“We’re much calmer now,” he says. “We have closure.”
ANDRÉ says the family is grateful to Daniellé for supporting Henri so well. But he’s worried about how painfully thin she’s become in the past months as the trial drew to a close.
“Something’s wrong. We took her out for a meal, but she would only order water and a cooldrink,” he says.
Daniellé had been living in Wynberg, Cape Town, during the last stretch of the trial. André says when the family asked her where she was planning to move to now she said time would tell.
“That child is going through a tough time,” he says.
As he talks to us in the tranquil Salem Biblical Garden outside Paarl, André’s gaze sweeps over the Boland scenery. He lives in Pretoria where he runs a business that operates payment systems but as the trial reached its close he put work on hold to support his nephew.
He and his wife, Antoinette (63), have been staying with a cousin as they waited for the court to hand down its sentence. It’s been a tumultuous time for the family.
Shortly before our interview André bade farewell to Bailey, his twin brother whom he describes as his closest confidant. With the trial finally concluded, Bailey had to return to Mbombela in Mpumalanga where he’s a property developer.
But we’ve hardly sat down when the phone rings. It’s Bailey just saying a quick hello after his plane had landed.
André smiles ruefully as he recalls anecdotes from their childhood in Paarl nearly 50 years ago. Their parents, Bailey and Martie, moved the family from Kakamas in the Northern Cape to Paarl when the twins were about to enter high school.
He still has fond recollections of them popping their baby brother, Martin, who was seven years their junior, in the boot of their Beetle when they went exploring around the town. According to André his kid brother showed genius qualities early in life. “He was a top student from Sub A [Grade 1] to matric. Bailey and I had to study hard but he didn’t.”
He says years later when they were in business together it became evident to him that Martin had a photographic memory.
“We’d sit in board meetings and read through a document.

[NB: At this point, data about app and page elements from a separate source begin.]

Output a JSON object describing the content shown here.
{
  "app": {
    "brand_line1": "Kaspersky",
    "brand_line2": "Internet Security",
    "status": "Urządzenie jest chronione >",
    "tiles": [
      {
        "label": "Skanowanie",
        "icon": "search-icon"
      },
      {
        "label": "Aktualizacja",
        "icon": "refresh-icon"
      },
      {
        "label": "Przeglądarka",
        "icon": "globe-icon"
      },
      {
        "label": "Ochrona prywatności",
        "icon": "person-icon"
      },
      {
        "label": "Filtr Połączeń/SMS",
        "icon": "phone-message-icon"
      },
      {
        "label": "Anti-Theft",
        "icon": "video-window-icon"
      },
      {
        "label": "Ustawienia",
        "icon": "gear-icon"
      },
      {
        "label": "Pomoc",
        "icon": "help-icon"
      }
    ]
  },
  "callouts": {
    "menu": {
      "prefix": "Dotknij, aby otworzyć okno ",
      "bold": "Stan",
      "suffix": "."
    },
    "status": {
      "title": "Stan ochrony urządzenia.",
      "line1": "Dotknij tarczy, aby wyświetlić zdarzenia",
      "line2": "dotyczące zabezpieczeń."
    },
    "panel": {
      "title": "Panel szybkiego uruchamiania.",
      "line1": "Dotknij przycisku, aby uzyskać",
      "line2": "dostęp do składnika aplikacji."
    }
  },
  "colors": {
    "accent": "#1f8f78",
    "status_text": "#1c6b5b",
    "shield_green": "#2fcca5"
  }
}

I’d be halfway through a page but Martin would already be on the next page.
“I’d tell him, ‘Martin you have to read the stuff ’, then he’d say, ‘Test me!’”
Martin studied civil engineering at the University of Stellenbosch, then moved to Pretoria where he met Teresa through mutual friends.
Years later André stayed with Martin and his family for work purposes for four months, before they moved to Australia. “There wasn’t any tension in their home. None. The kids were relaxed. They all had duties. Henri had to feed the dogs, Teresa washed the dishes, Marli dried, Rudi looked after the swimming pool.”
Then his thoughts turn to Henri again and his eyes well up. “He was such a friendly child, always. He was small and scrawny then, and whenever I visited he’d be first to meet me at the car. Then he’d carry up my luggage.
“None of us can believe it. That child . . . When I look at photos of him at home it doesn’t make sense. Somewhere something went terribly wrong.”
Even though Henri hasn’t admitted to the murders to anyone in the family, they’ve had to forgive him, André says. “If you can’t forgive, you won’t live very long.”
He and Bailey intend supporting Henri just as Teresa’s family did and will visit him whenever they can. But André is painfully aware that when he returns home all he’ll have left of his little brother are memories.
He thinks of his sibling every time he switches on his laptop because it’s the same computer Martin used to use.
After all that’s happened, does he really still love his nephew? André doesn’t hesitate for a second. “Blood is thicker than water,” he replies. “That’s what family is about.”
André van Breda is relieved the trial that followed the murder of his younger brother, Martin, is over and says the family accept the judge’s verdict. BELOW: He and his twin brother, Bailey (left), have always been close and supported each other during this difficult time.
FAR LEFT: Henri van Breda greets his uncle André during the trial in which Bailey appeared as a state witness. LEFT: Henri just after he’d received three life sentences. BELOW: His girlfriend, Daniellé Janse van Rensburg, chats to André and Bailey at court.